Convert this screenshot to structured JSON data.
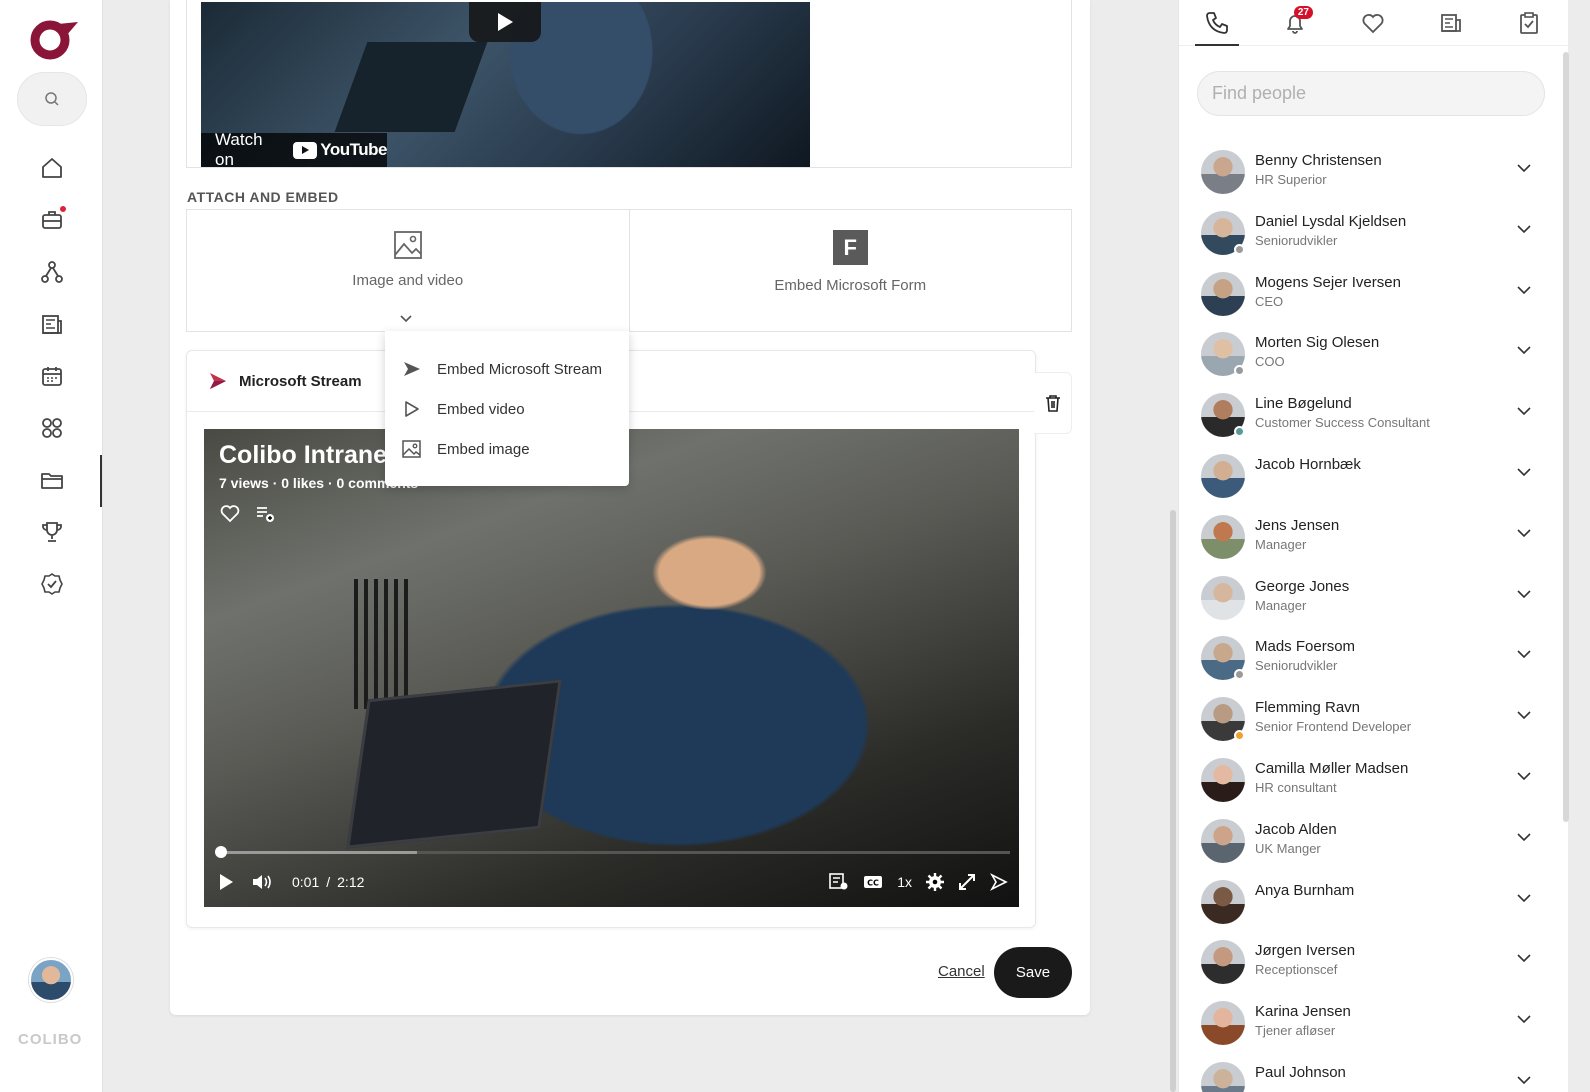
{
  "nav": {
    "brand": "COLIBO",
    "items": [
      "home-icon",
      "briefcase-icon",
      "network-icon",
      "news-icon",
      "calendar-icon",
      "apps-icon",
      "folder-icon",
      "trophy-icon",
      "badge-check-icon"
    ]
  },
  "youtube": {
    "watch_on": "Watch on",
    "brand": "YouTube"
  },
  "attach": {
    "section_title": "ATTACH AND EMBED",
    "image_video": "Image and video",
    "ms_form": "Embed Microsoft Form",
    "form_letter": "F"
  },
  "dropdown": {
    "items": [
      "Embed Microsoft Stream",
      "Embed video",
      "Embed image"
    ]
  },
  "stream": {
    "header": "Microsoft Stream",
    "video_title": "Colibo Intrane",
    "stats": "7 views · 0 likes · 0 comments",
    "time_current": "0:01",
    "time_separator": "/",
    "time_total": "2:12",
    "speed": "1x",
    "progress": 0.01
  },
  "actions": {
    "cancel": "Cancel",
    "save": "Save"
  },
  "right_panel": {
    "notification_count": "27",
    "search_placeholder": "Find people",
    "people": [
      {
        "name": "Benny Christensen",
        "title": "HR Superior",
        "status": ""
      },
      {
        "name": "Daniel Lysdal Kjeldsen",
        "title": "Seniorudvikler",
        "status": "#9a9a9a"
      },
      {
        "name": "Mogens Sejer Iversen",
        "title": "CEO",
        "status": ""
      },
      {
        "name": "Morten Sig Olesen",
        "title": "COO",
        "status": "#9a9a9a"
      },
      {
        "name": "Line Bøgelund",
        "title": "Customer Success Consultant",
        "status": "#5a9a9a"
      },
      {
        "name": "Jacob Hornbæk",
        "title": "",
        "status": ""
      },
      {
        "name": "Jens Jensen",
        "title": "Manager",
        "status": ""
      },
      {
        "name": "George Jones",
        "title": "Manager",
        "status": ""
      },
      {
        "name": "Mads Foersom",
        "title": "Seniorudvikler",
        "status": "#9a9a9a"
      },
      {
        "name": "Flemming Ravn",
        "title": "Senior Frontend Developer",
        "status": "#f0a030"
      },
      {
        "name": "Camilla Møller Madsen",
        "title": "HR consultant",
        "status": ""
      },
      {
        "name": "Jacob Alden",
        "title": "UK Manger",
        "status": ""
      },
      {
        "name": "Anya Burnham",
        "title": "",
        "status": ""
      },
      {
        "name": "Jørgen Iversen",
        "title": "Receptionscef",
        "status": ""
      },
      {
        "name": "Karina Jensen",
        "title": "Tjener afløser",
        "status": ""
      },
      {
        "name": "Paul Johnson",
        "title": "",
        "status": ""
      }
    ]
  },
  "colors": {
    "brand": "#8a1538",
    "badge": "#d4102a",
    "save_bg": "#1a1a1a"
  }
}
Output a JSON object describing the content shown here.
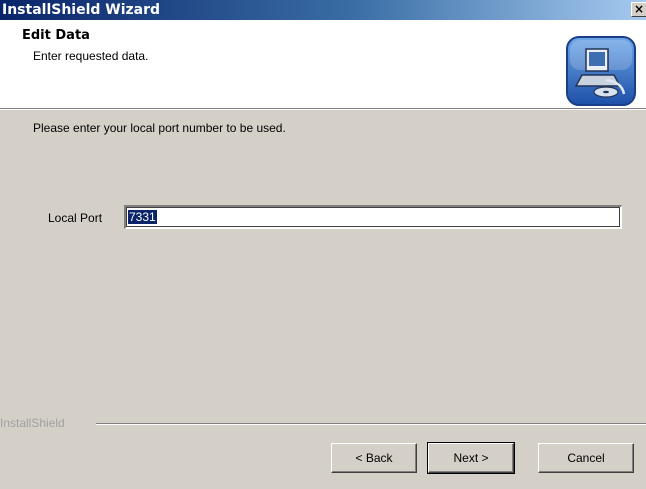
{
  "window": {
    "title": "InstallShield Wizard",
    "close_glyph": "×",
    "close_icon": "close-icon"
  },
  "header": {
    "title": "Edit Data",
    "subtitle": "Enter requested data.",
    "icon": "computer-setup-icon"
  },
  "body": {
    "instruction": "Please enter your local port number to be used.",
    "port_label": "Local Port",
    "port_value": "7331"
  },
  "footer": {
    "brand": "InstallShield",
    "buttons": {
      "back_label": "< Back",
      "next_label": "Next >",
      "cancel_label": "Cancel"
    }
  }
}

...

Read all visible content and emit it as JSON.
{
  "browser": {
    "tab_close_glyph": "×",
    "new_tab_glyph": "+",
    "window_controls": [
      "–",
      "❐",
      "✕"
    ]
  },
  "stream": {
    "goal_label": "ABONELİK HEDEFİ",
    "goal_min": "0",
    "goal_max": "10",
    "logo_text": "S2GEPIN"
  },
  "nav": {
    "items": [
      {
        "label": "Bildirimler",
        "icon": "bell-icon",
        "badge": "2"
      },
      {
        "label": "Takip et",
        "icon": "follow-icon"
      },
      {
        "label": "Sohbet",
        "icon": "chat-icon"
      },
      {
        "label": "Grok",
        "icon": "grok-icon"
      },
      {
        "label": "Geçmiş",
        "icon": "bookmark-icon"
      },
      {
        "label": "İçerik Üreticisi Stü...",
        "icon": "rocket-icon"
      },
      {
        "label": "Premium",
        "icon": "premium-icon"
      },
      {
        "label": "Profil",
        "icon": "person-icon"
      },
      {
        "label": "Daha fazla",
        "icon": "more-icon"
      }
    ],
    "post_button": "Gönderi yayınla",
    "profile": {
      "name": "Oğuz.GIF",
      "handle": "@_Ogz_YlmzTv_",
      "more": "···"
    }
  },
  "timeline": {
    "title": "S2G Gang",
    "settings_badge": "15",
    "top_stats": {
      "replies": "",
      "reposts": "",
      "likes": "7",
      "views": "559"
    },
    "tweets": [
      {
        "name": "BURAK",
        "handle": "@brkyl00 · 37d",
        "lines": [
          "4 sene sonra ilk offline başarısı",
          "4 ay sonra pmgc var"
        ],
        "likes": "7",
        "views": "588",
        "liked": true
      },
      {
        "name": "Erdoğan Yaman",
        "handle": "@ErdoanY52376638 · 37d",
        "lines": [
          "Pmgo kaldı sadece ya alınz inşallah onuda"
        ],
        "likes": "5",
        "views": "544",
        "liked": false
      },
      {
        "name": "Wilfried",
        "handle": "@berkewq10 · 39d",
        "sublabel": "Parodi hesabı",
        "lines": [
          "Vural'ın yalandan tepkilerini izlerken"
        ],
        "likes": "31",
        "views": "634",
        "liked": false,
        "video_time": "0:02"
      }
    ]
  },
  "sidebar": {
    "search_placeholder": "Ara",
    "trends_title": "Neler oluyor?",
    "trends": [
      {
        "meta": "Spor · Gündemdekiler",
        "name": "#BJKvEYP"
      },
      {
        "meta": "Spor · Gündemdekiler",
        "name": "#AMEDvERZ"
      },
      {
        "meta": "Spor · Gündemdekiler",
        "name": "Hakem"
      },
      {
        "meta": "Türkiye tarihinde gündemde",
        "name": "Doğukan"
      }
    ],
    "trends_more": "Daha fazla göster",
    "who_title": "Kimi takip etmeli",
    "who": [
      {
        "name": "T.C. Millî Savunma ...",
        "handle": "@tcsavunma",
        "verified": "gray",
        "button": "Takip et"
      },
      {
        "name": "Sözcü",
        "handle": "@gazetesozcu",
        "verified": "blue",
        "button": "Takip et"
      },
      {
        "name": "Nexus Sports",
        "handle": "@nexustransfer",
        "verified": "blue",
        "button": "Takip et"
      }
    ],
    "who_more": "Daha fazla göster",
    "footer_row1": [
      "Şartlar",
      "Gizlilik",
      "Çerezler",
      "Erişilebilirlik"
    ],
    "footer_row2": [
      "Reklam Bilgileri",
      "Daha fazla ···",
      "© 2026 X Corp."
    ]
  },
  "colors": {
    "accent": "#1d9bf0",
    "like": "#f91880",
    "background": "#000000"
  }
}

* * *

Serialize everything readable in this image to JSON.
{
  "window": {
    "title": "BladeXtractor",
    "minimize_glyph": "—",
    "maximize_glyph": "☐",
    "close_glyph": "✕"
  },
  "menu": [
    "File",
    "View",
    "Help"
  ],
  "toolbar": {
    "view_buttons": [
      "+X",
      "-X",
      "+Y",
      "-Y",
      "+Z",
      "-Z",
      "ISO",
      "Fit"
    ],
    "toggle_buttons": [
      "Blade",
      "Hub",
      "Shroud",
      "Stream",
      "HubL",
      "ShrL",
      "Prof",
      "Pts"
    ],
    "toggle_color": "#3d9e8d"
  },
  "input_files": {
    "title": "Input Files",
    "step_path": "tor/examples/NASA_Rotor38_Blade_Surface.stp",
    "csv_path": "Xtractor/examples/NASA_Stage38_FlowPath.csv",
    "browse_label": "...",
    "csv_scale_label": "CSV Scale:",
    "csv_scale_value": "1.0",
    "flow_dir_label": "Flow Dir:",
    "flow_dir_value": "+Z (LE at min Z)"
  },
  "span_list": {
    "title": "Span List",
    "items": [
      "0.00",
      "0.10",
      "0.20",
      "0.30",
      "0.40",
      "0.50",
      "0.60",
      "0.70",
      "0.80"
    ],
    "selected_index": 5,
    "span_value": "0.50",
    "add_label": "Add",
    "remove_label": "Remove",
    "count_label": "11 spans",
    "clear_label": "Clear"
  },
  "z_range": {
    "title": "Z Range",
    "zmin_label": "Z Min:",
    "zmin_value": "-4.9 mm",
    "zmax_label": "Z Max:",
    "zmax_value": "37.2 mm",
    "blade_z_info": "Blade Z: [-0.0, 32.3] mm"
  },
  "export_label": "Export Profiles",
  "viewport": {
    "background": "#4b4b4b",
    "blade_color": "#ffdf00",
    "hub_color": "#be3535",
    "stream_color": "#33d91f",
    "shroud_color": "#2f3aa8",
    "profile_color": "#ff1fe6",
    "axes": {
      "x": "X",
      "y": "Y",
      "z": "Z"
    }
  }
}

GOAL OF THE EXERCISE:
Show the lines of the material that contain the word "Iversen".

RESULT OF THE TASK:
        "name": "Mogens Sejer Iversen",
        "name": "Jørgen Iversen",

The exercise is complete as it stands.